Infants May Use Contingency Analysis to Estimate Environmental States: An Evolutionary, Life-History Perspective


  • Willem E. Frankenhuis and György Gergely, Cognitive Development Center, Central European University, Hungary; John S. Watson, Department of Psychology, University of California, Berkeley, CA.

  • This research was supported by the Hungarian Science Foundation (OTKA NK 83997). We thank Jay Belsky, Andrew Delton, Bálint Forgács, Irene Godoy, Christophe Heintz, Mikolaj Hernik, and two anonymous reviewers.

Correspondence concerning this article should be addressed to Willem E. Frankenhuis, Cognitive Development Center, Central European University, Hattyú u. 14, 1015 Budapest, Hungary; e-mail:


Harshness and unpredictability early in life appear to be independently associated with long-term developmental outcomes, with environmental stressors affecting parental investment (e.g., responsiveness), which then shapes child development (e.g., onset of puberty). Research has detailed mediating physiological pathways, but has not specified how children transform experiences with their parents' and others' responsiveness into cognitive estimates about environmental harshness or unpredictability.

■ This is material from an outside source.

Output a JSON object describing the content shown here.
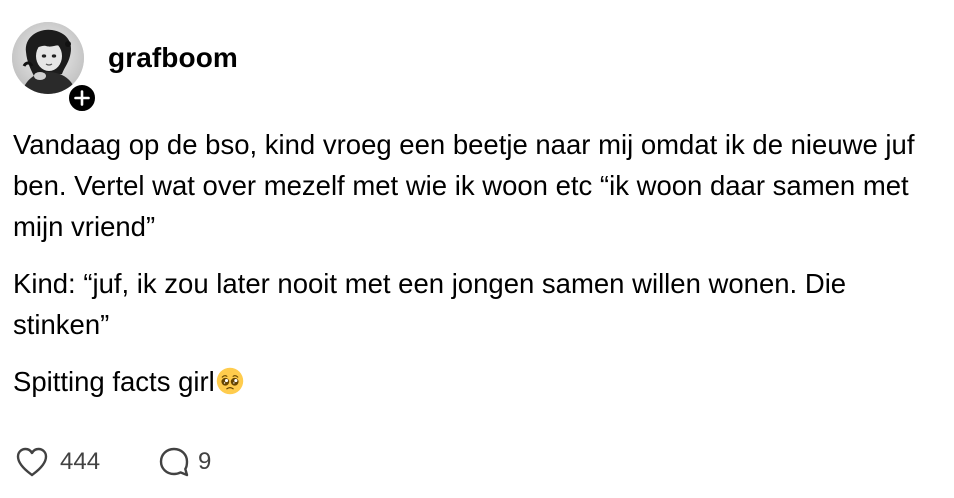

In this article, we analyze this estimation process drawing on the study of contingency analysis. We propose that harshness and unpredictability produce distinct contingency profiles, and that children use these profiles to separately estimate each dimension. We conclude with six empirical predictions.